Today Noah went in uniform to Parkway Presbyterian church to talk to a gaggle of 6-year-old Brownies about stranger danger. My friend Laura's daughter is part of the troop, and safety was today's theme. So naturally I volunteered Noah to be the guest speaker.
He was surprised by the number of questions they asked having to do with the gun; he was more surprised that one of the girls could identify the pepper spray on his belt, which looks almost like a mini can of spray paint with a special nozzle.
I was reminded of my childhood safety training, imparted mostly by my mom. Growing up in L.A., I was taught to be extra cautious (for instance, not to take stickers from big kids because some drug-laced ones had been going around). When I got old enough to walk home alone, I'd usually carry a sharpened pencil or a pen to--I don't know, use as a weapon? Write little clues to leave along the trail if I was abducted? It wasn't until I moved out of L.A. that I realized that most elementary and middle schools actually don't have six-foot-high chain link fences surrounding them.
Periodically my mom would go over procedures related to stranger danger. Once, in maybe third grade, we were driving along, just Mom and me, and she asked "Now what would you do if some man tried to grab you?" To which I immediately replied, "Kick him in the balls." Needless to say, that's not precisely what Mom was expecting. "Oh, also scream 'I don't know this person!'" I might have added, to soften the blow of unexpected vulgarity springing from the mouth of a 45-pound nymph with the physique of an overgrown preying mantis.
I also got to select a code word that only my parents and I would know, that they would pass on to anyone who needed to pick me up from school in the event of emergency. Naturally, I chose "diamond."
Laura laughed heartily when I told her this, and then she told me about what her daughter wanted to do for her science project: "Umm, something with the weather, like how it goes from sunshine to rain and snow.
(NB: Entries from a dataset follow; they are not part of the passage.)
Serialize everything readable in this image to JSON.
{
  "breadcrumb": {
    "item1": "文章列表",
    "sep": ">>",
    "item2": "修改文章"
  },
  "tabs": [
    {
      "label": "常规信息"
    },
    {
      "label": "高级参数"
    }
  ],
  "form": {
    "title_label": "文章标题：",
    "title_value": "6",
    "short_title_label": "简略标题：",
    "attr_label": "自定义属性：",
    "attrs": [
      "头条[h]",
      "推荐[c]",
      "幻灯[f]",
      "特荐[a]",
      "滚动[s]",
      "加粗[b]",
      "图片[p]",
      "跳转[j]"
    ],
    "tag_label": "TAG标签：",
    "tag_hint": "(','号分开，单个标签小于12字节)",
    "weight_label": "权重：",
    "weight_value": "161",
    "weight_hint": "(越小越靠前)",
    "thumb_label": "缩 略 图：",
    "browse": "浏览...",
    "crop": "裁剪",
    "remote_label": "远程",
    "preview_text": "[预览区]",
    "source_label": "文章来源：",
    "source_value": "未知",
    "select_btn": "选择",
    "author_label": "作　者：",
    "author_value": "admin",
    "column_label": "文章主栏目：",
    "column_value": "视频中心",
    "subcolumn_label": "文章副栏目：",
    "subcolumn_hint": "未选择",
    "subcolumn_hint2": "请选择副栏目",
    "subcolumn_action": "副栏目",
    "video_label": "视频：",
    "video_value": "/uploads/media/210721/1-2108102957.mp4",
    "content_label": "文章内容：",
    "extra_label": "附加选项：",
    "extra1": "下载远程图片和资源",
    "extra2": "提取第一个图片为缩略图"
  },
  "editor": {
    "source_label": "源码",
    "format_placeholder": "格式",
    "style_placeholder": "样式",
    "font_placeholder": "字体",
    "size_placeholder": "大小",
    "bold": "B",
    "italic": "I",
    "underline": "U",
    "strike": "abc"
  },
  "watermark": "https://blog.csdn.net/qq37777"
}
And unicorns."
"She might be smart," said Laura, "but she's still six."